OCEAN CITY – Maryland Governor Martin O’Malley last week signed into law several bills approved during the General Assembly session that will add more bite to fishing laws enforced throughout the state including Worcester County and Ocean City.
Last Friday, O’Malley officially enacted three pieces of legislation that will impose more serious penalties for fishing law violations in Maryland.
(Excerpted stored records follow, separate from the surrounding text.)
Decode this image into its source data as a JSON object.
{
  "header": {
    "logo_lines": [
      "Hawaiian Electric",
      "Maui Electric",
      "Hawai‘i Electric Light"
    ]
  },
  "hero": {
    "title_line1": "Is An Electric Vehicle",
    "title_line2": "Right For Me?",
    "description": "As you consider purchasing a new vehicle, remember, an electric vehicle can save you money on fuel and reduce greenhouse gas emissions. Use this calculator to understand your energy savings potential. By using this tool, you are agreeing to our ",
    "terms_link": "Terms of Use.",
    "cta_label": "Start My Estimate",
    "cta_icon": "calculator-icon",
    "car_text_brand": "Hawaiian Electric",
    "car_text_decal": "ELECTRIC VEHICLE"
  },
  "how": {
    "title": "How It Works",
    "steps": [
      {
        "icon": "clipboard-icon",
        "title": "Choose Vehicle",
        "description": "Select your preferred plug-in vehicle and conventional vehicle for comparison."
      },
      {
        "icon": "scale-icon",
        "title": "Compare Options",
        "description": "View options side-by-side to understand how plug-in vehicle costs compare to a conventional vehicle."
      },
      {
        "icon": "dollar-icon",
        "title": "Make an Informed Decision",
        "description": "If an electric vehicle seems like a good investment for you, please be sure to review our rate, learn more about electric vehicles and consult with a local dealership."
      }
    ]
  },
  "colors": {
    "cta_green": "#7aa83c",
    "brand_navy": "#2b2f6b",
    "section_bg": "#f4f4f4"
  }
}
Most of the new laws were borne out of recommendations from the governor’s Task Force on Fisheries Management, a 17-member panel made up of scientists, conservationists, recreational anglers, commercial watermen and charter boat captains among others formed in 2007 to study methods of increasing the effectiveness of the state’s fishery laws.
“Poaching and other illegal fishing activity amounts to stealing the valuable resources that are critical to maintaining healthy rivers and bays,” said O’Malley this week. “This legislation establishes much needed, more timely and consequential penalties necessary to prevent theft from and harm to the resources we hold in the public trust.”
The new fishery enforcement bills are far reaching and in most cases increase the penalties for violations. For example, House Bill 1355 allows the Department of Natural Resources (DNR) to apply a reasonable commercial license suspension or revocation when someone is convicted of violating a commercial fishing law even if its was a first offense. Prior to the legislation, the DNR could not suspend or revoke commercial fishing license unless the individual incurred multiple convictions over a period of two to five years.
Another bill signed into law by the governor last week will hit fishing law offenders in the wallet. House Bill 1419 will increase the maximum allowable fine upon conviction from $500 to $1,000 for a first offense, and from $1,000 to $2,000 for subsequent convictions. The fines had not been increased since 1973. The bill also allows the DNR to impose restitution or other monetary penalties and authorizes the DNR to establish a list of monetary and ecological values for aquatic species.
Finally, Senate Bill 164 will give the DNR consistent authority to suspend recreational fishing privileges in both tidal and non-tidal waters across the state. The clearer, more consistent policy will give the DNR greater enforcement tools in the recreational fishing sector, according to DNR Secretary John Griffin.
“Violating the law is a crime and should be treated as such, whether the theft is bushels of oysters or blue crabs, or a television or stereo,” he said.